The dismal failure of Turkey’s public diplomacy

The dismal failure of Turkey’s public diplomacy

It is doubtful that President Recep Tayyip Erdoğan’s bodyguards feel even an inkling of remorse over the recent public relations disaster they caused for Turkey.

The violent fight they engaged in Washington with sympathizers of the Kurdistan Workers’ Party (PKK) - which is outlawed by Turkey and the U.S. – and the People’s Protection Units (YPG) in Syria – which Ankara has failed to convince Washington is a terrorist organization, has done little to improve Turkey’s international image.

The bodyguards have been primed for such moments at home and are therefore more likely to feel a sense of satisfaction for having “shown Turkey’s enemies that they will give them no respite anywhere in the world, even the U.S. capital.” 

The diplomatic fallout of their actions is clearly of no concern to them either. They live in the domain of impulsive rather than rational behavior, and acting in the manner they did comes naturally to them.
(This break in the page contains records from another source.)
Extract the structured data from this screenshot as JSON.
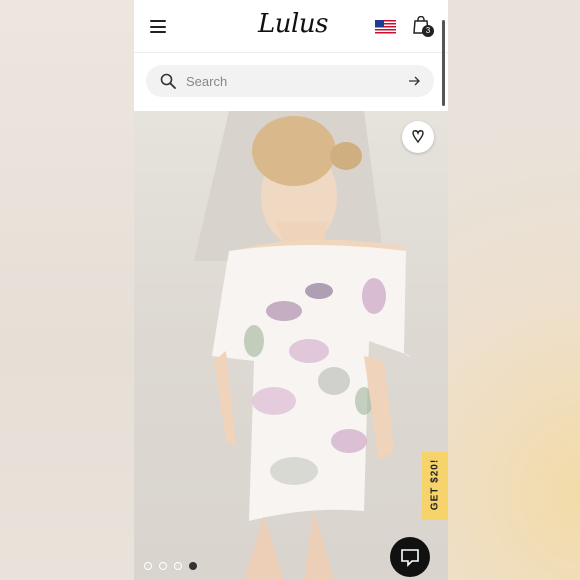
{
  "app": {
    "logo_text": "Lulus"
  },
  "header": {
    "menu_icon": "hamburger-menu-icon",
    "flag_icon": "us-flag-icon",
    "bag_icon": "shopping-bag-icon",
    "bag_count": "3"
  },
  "search": {
    "placeholder": "Search",
    "value": ""
  },
  "promo": {
    "label": "GET $20!",
    "color": "#f6d36b"
  },
  "carousel": {
    "count": 4,
    "active_index": 3
  },
  "colors": {
    "accent": "#111111",
    "promo": "#f6d36b"
  }
}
Considering the continued sense of outrage among Americans that it caused, the ramifications of this event, which elicited a non-binding resolution from the U.S. Congress condemning Turkey, will linger. 
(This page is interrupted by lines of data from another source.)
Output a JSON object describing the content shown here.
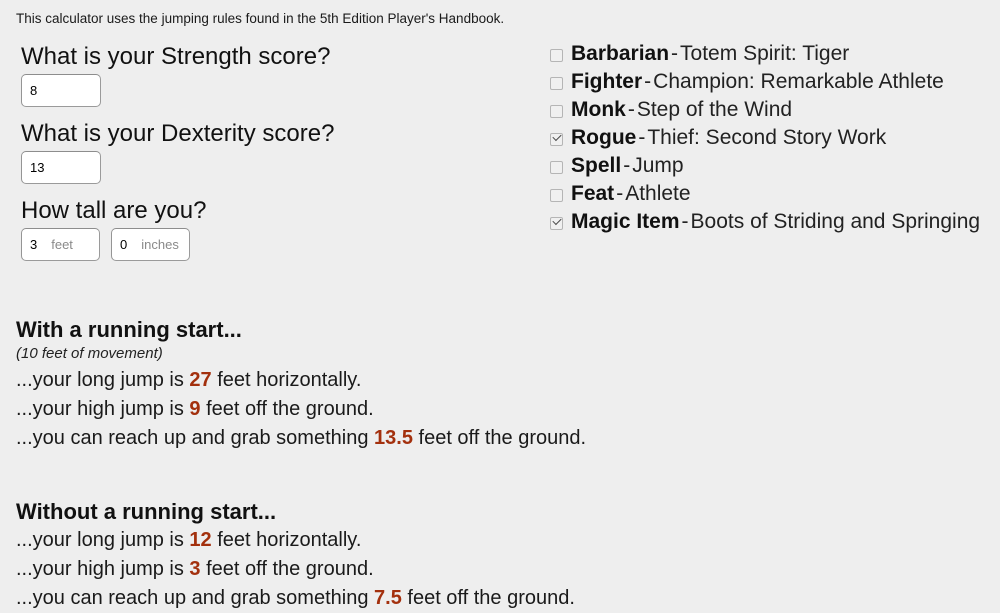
{
  "intro": "This calculator uses the jumping rules found in the 5th Edition Player's Handbook.",
  "form": {
    "strength": {
      "label": "What is your Strength score?",
      "value": "8",
      "placeholder": "Strength"
    },
    "dexterity": {
      "label": "What is your Dexterity score?",
      "value": "13",
      "placeholder": "Dexterity"
    },
    "height": {
      "label": "How tall are you?",
      "feet": {
        "value": "3",
        "unit": "feet",
        "placeholder": "feet"
      },
      "inches": {
        "value": "0",
        "unit": "inches",
        "placeholder": "inches"
      }
    }
  },
  "options": [
    {
      "name": "Barbarian",
      "sep": "-",
      "desc": "Totem Spirit: Tiger",
      "checked": false
    },
    {
      "name": "Fighter",
      "sep": "-",
      "desc": "Champion: Remarkable Athlete",
      "checked": false
    },
    {
      "name": "Monk",
      "sep": "-",
      "desc": "Step of the Wind",
      "checked": false
    },
    {
      "name": "Rogue",
      "sep": "-",
      "desc": "Thief: Second Story Work",
      "checked": true
    },
    {
      "name": "Spell",
      "sep": "-",
      "desc": "Jump",
      "checked": false
    },
    {
      "name": "Feat",
      "sep": "-",
      "desc": "Athlete",
      "checked": false
    },
    {
      "name": "Magic Item",
      "sep": "-",
      "desc": "Boots of Striding and Springing",
      "checked": true
    }
  ],
  "results": {
    "running": {
      "heading": "With a running start...",
      "subheading": "(10 feet of movement)",
      "long_pre": "...your long jump is ",
      "long_value": "27",
      "long_post": " feet horizontally.",
      "high_pre": "...your high jump is ",
      "high_value": "9",
      "high_post": " feet off the ground.",
      "reach_pre": "...you can reach up and grab something ",
      "reach_value": "13.5",
      "reach_post": " feet off the ground."
    },
    "standing": {
      "heading": "Without a running start...",
      "long_pre": "...your long jump is ",
      "long_value": "12",
      "long_post": " feet horizontally.",
      "high_pre": "...your high jump is ",
      "high_value": "3",
      "high_post": " feet off the ground.",
      "reach_pre": "...you can reach up and grab something ",
      "reach_value": "7.5",
      "reach_post": " feet off the ground."
    }
  },
  "colors": {
    "background": "#eeeeee",
    "text": "#1a1a1a",
    "number_accent": "#a3300d",
    "input_border": "#9a9a9a",
    "unit_text": "#8a8a8a"
  }
}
It should not be hard for Turks to understand this outrage if one reverses the situation in one’s mind.

 Imagine the reaction among Turks if U.S. presidential body guards attacked anti-American demonstrators in Turkey – of which there are always plenty – during a high-level state visit, leaving them bloodied and bruised. 

The bottom line is that whatever little success Erdoğan’s visit to Washington had - and there was not much of that anyway - was seriously overshadowed by this incident. 

For Americans, the fight outside the Turkish Embassy was a concrete example of Erdoğan carrying his authoritarian tendencies to Washington. 

For the Turkish side it was just another example of Western collusion with anti-Turkish terrorists, and therefore the response to the demonstrators outside the embassy was totally justified. Ankara insists that the U.S. police did not take the necessary precautions against the demonstrators, leaving the Turkish side with no choice but to do this.

The problem with this argument, however, is that angry demonstrators chanting angry slogans against a visiting dignitary cannot be legally prevented in the U.S. unless the demonstrations turn violent and endanger lives. 

We are dealing therefore with two diametrically opposed and seemingly irreconcilable understandings of democracy.

The effects of the ugly scenes outside the embassy will no doubt be felt in future visits by Erdoğan, or members of his cabinet, to the U.S. For one thing, the police in Washington D.C., and indeed anywhere else in the U.S., will be ready the next time around against Turkish bodyguards, even if they carry diplomatic passports, after having been left looking incompetent during this incident.

The U.S. administration – which has lodged a formal protest with Ankara - will also be more alert the text time, since the situation caused a public outcry and resulted in a Congressional resolution. Erdoğan will probably be unable to take the same body guards on his next U.S. trip, whenever that might be, and will face other U.S. precautions. 

What’s more, sympathy among Americans, especially in the U.S. Congress, for the Kurdish groups that Turkey considers to be terrorists will also have soared. 

In short, Ankara’s already difficult job in the West has only become harder with this incident, which has also stoked more anti-Turkish sentiments among Americans and Europeans, spurred by their deep dislike of Erdoğan. 

One cannot help wonder who is running Erdoğan’s public diplomacy operation these days, a time when Turkey’s international image is already sufficiently tarnished. Whoever it is, they are not doing a very good job.